Task instructions ▸
From start to finish, set down the entries below exactly, leaving out the pictures.

· · · · · · ·

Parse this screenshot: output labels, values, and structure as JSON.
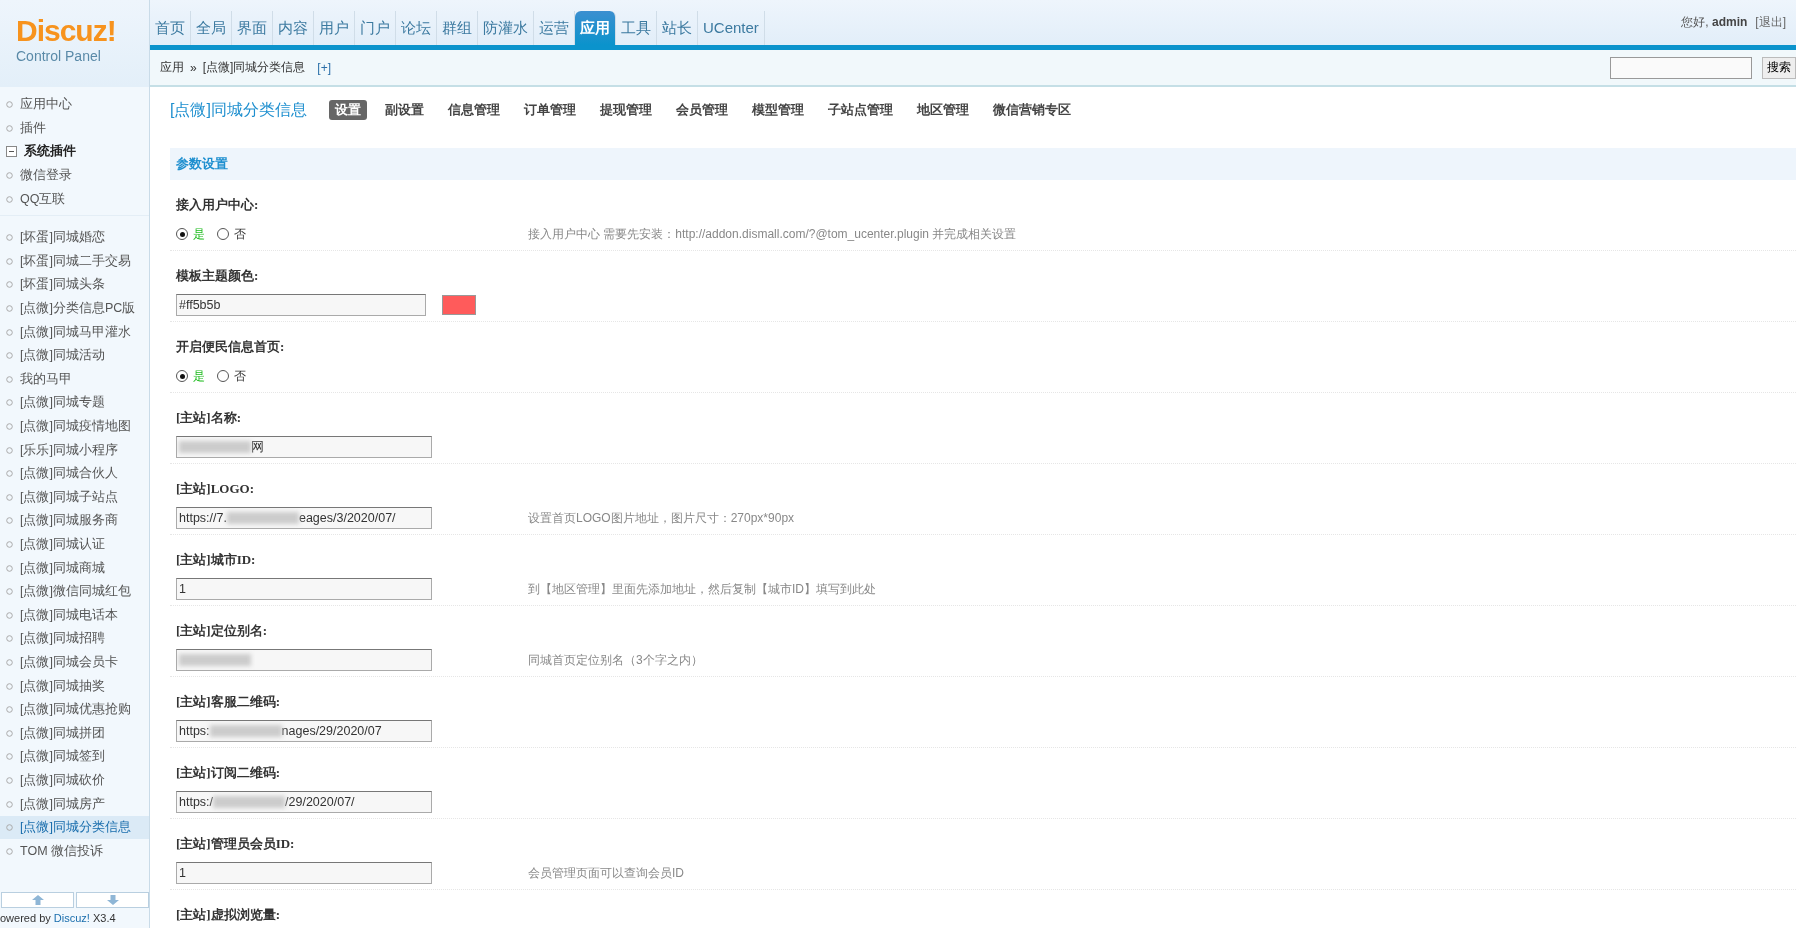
{
  "logo": {
    "name": "Discuz!",
    "subtitle": "Control Panel"
  },
  "nav": [
    {
      "label": "首页",
      "selected": false
    },
    {
      "label": "全局",
      "selected": false
    },
    {
      "label": "界面",
      "selected": false
    },
    {
      "label": "内容",
      "selected": false
    },
    {
      "label": "用户",
      "selected": false
    },
    {
      "label": "门户",
      "selected": false
    },
    {
      "label": "论坛",
      "selected": false
    },
    {
      "label": "群组",
      "selected": false
    },
    {
      "label": "防灌水",
      "selected": false
    },
    {
      "label": "运营",
      "selected": false
    },
    {
      "label": "应用",
      "selected": true
    },
    {
      "label": "工具",
      "selected": false
    },
    {
      "label": "站长",
      "selected": false
    },
    {
      "label": "UCenter",
      "selected": false
    }
  ],
  "user": {
    "greeting": "您好,",
    "name": "admin",
    "logout": "[退出]"
  },
  "breadcrumb": {
    "items": [
      "应用",
      "[点微]同城分类信息"
    ],
    "separator": "»",
    "add": "[+]"
  },
  "search": {
    "button": "搜索"
  },
  "sidebar": {
    "items": [
      {
        "kind": "item",
        "label": "应用中心",
        "selected": false
      },
      {
        "kind": "item",
        "label": "插件",
        "selected": false
      },
      {
        "kind": "group",
        "label": "系统插件",
        "selected": false
      },
      {
        "kind": "item",
        "label": "微信登录",
        "selected": false
      },
      {
        "kind": "item",
        "label": "QQ互联",
        "selected": false
      },
      {
        "kind": "gap"
      },
      {
        "kind": "item",
        "label": "[坏蛋]同城婚恋",
        "selected": false
      },
      {
        "kind": "item",
        "label": "[坏蛋]同城二手交易",
        "selected": false
      },
      {
        "kind": "item",
        "label": "[坏蛋]同城头条",
        "selected": false
      },
      {
        "kind": "item",
        "label": "[点微]分类信息PC版",
        "selected": false
      },
      {
        "kind": "item",
        "label": "[点微]同城马甲灌水",
        "selected": false
      },
      {
        "kind": "item",
        "label": "[点微]同城活动",
        "selected": false
      },
      {
        "kind": "item",
        "label": "我的马甲",
        "selected": false
      },
      {
        "kind": "item",
        "label": "[点微]同城专题",
        "selected": false
      },
      {
        "kind": "item",
        "label": "[点微]同城疫情地图",
        "selected": false
      },
      {
        "kind": "item",
        "label": "[乐乐]同城小程序",
        "selected": false
      },
      {
        "kind": "item",
        "label": "[点微]同城合伙人",
        "selected": false
      },
      {
        "kind": "item",
        "label": "[点微]同城子站点",
        "selected": false
      },
      {
        "kind": "item",
        "label": "[点微]同城服务商",
        "selected": false
      },
      {
        "kind": "item",
        "label": "[点微]同城认证",
        "selected": false
      },
      {
        "kind": "item",
        "label": "[点微]同城商城",
        "selected": false
      },
      {
        "kind": "item",
        "label": "[点微]微信同城红包",
        "selected": false
      },
      {
        "kind": "item",
        "label": "[点微]同城电话本",
        "selected": false
      },
      {
        "kind": "item",
        "label": "[点微]同城招聘",
        "selected": false
      },
      {
        "kind": "item",
        "label": "[点微]同城会员卡",
        "selected": false
      },
      {
        "kind": "item",
        "label": "[点微]同城抽奖",
        "selected": false
      },
      {
        "kind": "item",
        "label": "[点微]同城优惠抢购",
        "selected": false
      },
      {
        "kind": "item",
        "label": "[点微]同城拼团",
        "selected": false
      },
      {
        "kind": "item",
        "label": "[点微]同城签到",
        "selected": false
      },
      {
        "kind": "item",
        "label": "[点微]同城砍价",
        "selected": false
      },
      {
        "kind": "item",
        "label": "[点微]同城房产",
        "selected": false
      },
      {
        "kind": "item",
        "label": "[点微]同城分类信息",
        "selected": true
      },
      {
        "kind": "item",
        "label": "TOM 微信投诉",
        "selected": false
      }
    ]
  },
  "footer": {
    "prefix": "owered by",
    "brand": "Discuz!",
    "version": "X3.4"
  },
  "page": {
    "title": "[点微]同城分类信息",
    "tabs": [
      {
        "label": "设置",
        "selected": true
      },
      {
        "label": "副设置",
        "selected": false
      },
      {
        "label": "信息管理",
        "selected": false
      },
      {
        "label": "订单管理",
        "selected": false
      },
      {
        "label": "提现管理",
        "selected": false
      },
      {
        "label": "会员管理",
        "selected": false
      },
      {
        "label": "模型管理",
        "selected": false
      },
      {
        "label": "子站点管理",
        "selected": false
      },
      {
        "label": "地区管理",
        "selected": false
      },
      {
        "label": "微信营销专区",
        "selected": false
      }
    ],
    "section": "参数设置",
    "settings": [
      {
        "kind": "radio",
        "label": "接入用户中心:",
        "options": [
          {
            "label": "是",
            "selected": true
          },
          {
            "label": "否",
            "selected": false
          }
        ],
        "hint": "接入用户中心 需要先安装：http://addon.dismall.com/?@tom_ucenter.plugin 并完成相关设置"
      },
      {
        "kind": "color",
        "label": "模板主题颜色:",
        "segments": [
          {
            "kind": "text",
            "text": "#ff5b5b"
          }
        ],
        "color": "#ff5b5b"
      },
      {
        "kind": "radio",
        "label": "开启便民信息首页:",
        "options": [
          {
            "label": "是",
            "selected": true
          },
          {
            "label": "否",
            "selected": false
          }
        ]
      },
      {
        "kind": "text",
        "label": "[主站]名称:",
        "segments": [
          {
            "kind": "blur"
          },
          {
            "kind": "text",
            "text": "网"
          }
        ]
      },
      {
        "kind": "text",
        "label": "[主站]LOGO:",
        "segments": [
          {
            "kind": "text",
            "text": "https://7."
          },
          {
            "kind": "blur"
          },
          {
            "kind": "text",
            "text": "eages/3/2020/07/"
          }
        ],
        "hint": "设置首页LOGO图片地址，图片尺寸：270px*90px"
      },
      {
        "kind": "text",
        "label": "[主站]城市ID:",
        "segments": [
          {
            "kind": "text",
            "text": "1"
          }
        ],
        "hint": "到【地区管理】里面先添加地址，然后复制【城市ID】填写到此处"
      },
      {
        "kind": "text",
        "label": "[主站]定位别名:",
        "segments": [
          {
            "kind": "blur"
          }
        ],
        "hint": "同城首页定位别名（3个字之内）"
      },
      {
        "kind": "text",
        "label": "[主站]客服二维码:",
        "segments": [
          {
            "kind": "text",
            "text": "https:"
          },
          {
            "kind": "blur"
          },
          {
            "kind": "text",
            "text": "nages/29/2020/07"
          }
        ]
      },
      {
        "kind": "text",
        "label": "[主站]订阅二维码:",
        "segments": [
          {
            "kind": "text",
            "text": "https:/"
          },
          {
            "kind": "blur"
          },
          {
            "kind": "text",
            "text": "/29/2020/07/"
          }
        ]
      },
      {
        "kind": "text",
        "label": "[主站]管理员会员ID:",
        "segments": [
          {
            "kind": "text",
            "text": "1"
          }
        ],
        "hint": "会员管理页面可以查询会员ID"
      },
      {
        "kind": "label_only",
        "label": "[主站]虚拟浏览量:"
      }
    ]
  }
}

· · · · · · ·

Response ▸
Parse this screenshot: output labels, values, and structure as JSON.
{
  "logo": {
    "name": "Discuz!",
    "subtitle": "Control Panel"
  },
  "nav": [
    {
      "label": "首页",
      "selected": false
    },
    {
      "label": "全局",
      "selected": false
    },
    {
      "label": "界面",
      "selected": false
    },
    {
      "label": "内容",
      "selected": false
    },
    {
      "label": "用户",
      "selected": false
    },
    {
      "label": "门户",
      "selected": false
    },
    {
      "label": "论坛",
      "selected": false
    },
    {
      "label": "群组",
      "selected": false
    },
    {
      "label": "防灌水",
      "selected": false
    },
    {
      "label": "运营",
      "selected": false
    },
    {
      "label": "应用",
      "selected": true
    },
    {
      "label": "工具",
      "selected": false
    },
    {
      "label": "站长",
      "selected": false
    },
    {
      "label": "UCenter",
      "selected": false
    }
  ],
  "user": {
    "greeting": "您好,",
    "name": "admin",
    "logout": "[退出]"
  },
  "breadcrumb": {
    "items": [
      "应用",
      "[点微]同城分类信息"
    ],
    "separator": "»",
    "add": "[+]"
  },
  "search": {
    "button": "搜索"
  },
  "sidebar": {
    "items": [
      {
        "kind": "item",
        "label": "应用中心",
        "selected": false
      },
      {
        "kind": "item",
        "label": "插件",
        "selected": false
      },
      {
        "kind": "group",
        "label": "系统插件",
        "selected": false
      },
      {
        "kind": "item",
        "label": "微信登录",
        "selected": false
      },
      {
        "kind": "item",
        "label": "QQ互联",
        "selected": false
      },
      {
        "kind": "gap"
      },
      {
        "kind": "item",
        "label": "[坏蛋]同城婚恋",
        "selected": false
      },
      {
        "kind": "item",
        "label": "[坏蛋]同城二手交易",
        "selected": false
      },
      {
        "kind": "item",
        "label": "[坏蛋]同城头条",
        "selected": false
      },
      {
        "kind": "item",
        "label": "[点微]分类信息PC版",
        "selected": false
      },
      {
        "kind": "item",
        "label": "[点微]同城马甲灌水",
        "selected": false
      },
      {
        "kind": "item",
        "label": "[点微]同城活动",
        "selected": false
      },
      {
        "kind": "item",
        "label": "我的马甲",
        "selected": false
      },
      {
        "kind": "item",
        "label": "[点微]同城专题",
        "selected": false
      },
      {
        "kind": "item",
        "label": "[点微]同城疫情地图",
        "selected": false
      },
      {
        "kind": "item",
        "label": "[乐乐]同城小程序",
        "selected": false
      },
      {
        "kind": "item",
        "label": "[点微]同城合伙人",
        "selected": false
      },
      {
        "kind": "item",
        "label": "[点微]同城子站点",
        "selected": false
      },
      {
        "kind": "item",
        "label": "[点微]同城服务商",
        "selected": false
      },
      {
        "kind": "item",
        "label": "[点微]同城认证",
        "selected": false
      },
      {
        "kind": "item",
        "label": "[点微]同城商城",
        "selected": false
      },
      {
        "kind": "item",
        "label": "[点微]微信同城红包",
        "selected": false
      },
      {
        "kind": "item",
        "label": "[点微]同城电话本",
        "selected": false
      },
      {
        "kind": "item",
        "label": "[点微]同城招聘",
        "selected": false
      },
      {
        "kind": "item",
        "label": "[点微]同城会员卡",
        "selected": false
      },
      {
        "kind": "item",
        "label": "[点微]同城抽奖",
        "selected": false
      },
      {
        "kind": "item",
        "label": "[点微]同城优惠抢购",
        "selected": false
      },
      {
        "kind": "item",
        "label": "[点微]同城拼团",
        "selected": false
      },
      {
        "kind": "item",
        "label": "[点微]同城签到",
        "selected": false
      },
      {
        "kind": "item",
        "label": "[点微]同城砍价",
        "selected": false
      },
      {
        "kind": "item",
        "label": "[点微]同城房产",
        "selected": false
      },
      {
        "kind": "item",
        "label": "[点微]同城分类信息",
        "selected": true
      },
      {
        "kind": "item",
        "label": "TOM 微信投诉",
        "selected": false
      }
    ]
  },
  "footer": {
    "prefix": "owered by",
    "brand": "Discuz!",
    "version": "X3.4"
  },
  "page": {
    "title": "[点微]同城分类信息",
    "tabs": [
      {
        "label": "设置",
        "selected": true
      },
      {
        "label": "副设置",
        "selected": false
      },
      {
        "label": "信息管理",
        "selected": false
      },
      {
        "label": "订单管理",
        "selected": false
      },
      {
        "label": "提现管理",
        "selected": false
      },
      {
        "label": "会员管理",
        "selected": false
      },
      {
        "label": "模型管理",
        "selected": false
      },
      {
        "label": "子站点管理",
        "selected": false
      },
      {
        "label": "地区管理",
        "selected": false
      },
      {
        "label": "微信营销专区",
        "selected": false
      }
    ],
    "section": "参数设置",
    "settings": [
      {
        "kind": "radio",
        "label": "接入用户中心:",
        "options": [
          {
            "label": "是",
            "selected": true
          },
          {
            "label": "否",
            "selected": false
          }
        ],
        "hint": "接入用户中心 需要先安装：http://addon.dismall.com/?@tom_ucenter.plugin 并完成相关设置"
      },
      {
        "kind": "color",
        "label": "模板主题颜色:",
        "segments": [
          {
            "kind": "text",
            "text": "#ff5b5b"
          }
        ],
        "color": "#ff5b5b"
      },
      {
        "kind": "radio",
        "label": "开启便民信息首页:",
        "options": [
          {
            "label": "是",
            "selected": true
          },
          {
            "label": "否",
            "selected": false
          }
        ]
      },
      {
        "kind": "text",
        "label": "[主站]名称:",
        "segments": [
          {
            "kind": "blur"
          },
          {
            "kind": "text",
            "text": "网"
          }
        ]
      },
      {
        "kind": "text",
        "label": "[主站]LOGO:",
        "segments": [
          {
            "kind": "text",
            "text": "https://7."
          },
          {
            "kind": "blur"
          },
          {
            "kind": "text",
            "text": "eages/3/2020/07/"
          }
        ],
        "hint": "设置首页LOGO图片地址，图片尺寸：270px*90px"
      },
      {
        "kind": "text",
        "label": "[主站]城市ID:",
        "segments": [
          {
            "kind": "text",
            "text": "1"
          }
        ],
        "hint": "到【地区管理】里面先添加地址，然后复制【城市ID】填写到此处"
      },
      {
        "kind": "text",
        "label": "[主站]定位别名:",
        "segments": [
          {
            "kind": "blur"
          }
        ],
        "hint": "同城首页定位别名（3个字之内）"
      },
      {
        "kind": "text",
        "label": "[主站]客服二维码:",
        "segments": [
          {
            "kind": "text",
            "text": "https:"
          },
          {
            "kind": "blur"
          },
          {
            "kind": "text",
            "text": "nages/29/2020/07"
          }
        ]
      },
      {
        "kind": "text",
        "label": "[主站]订阅二维码:",
        "segments": [
          {
            "kind": "text",
            "text": "https:/"
          },
          {
            "kind": "blur"
          },
          {
            "kind": "text",
            "text": "/29/2020/07/"
          }
        ]
      },
      {
        "kind": "text",
        "label": "[主站]管理员会员ID:",
        "segments": [
          {
            "kind": "text",
            "text": "1"
          }
        ],
        "hint": "会员管理页面可以查询会员ID"
      },
      {
        "kind": "label_only",
        "label": "[主站]虚拟浏览量:"
      }
    ]
  }
}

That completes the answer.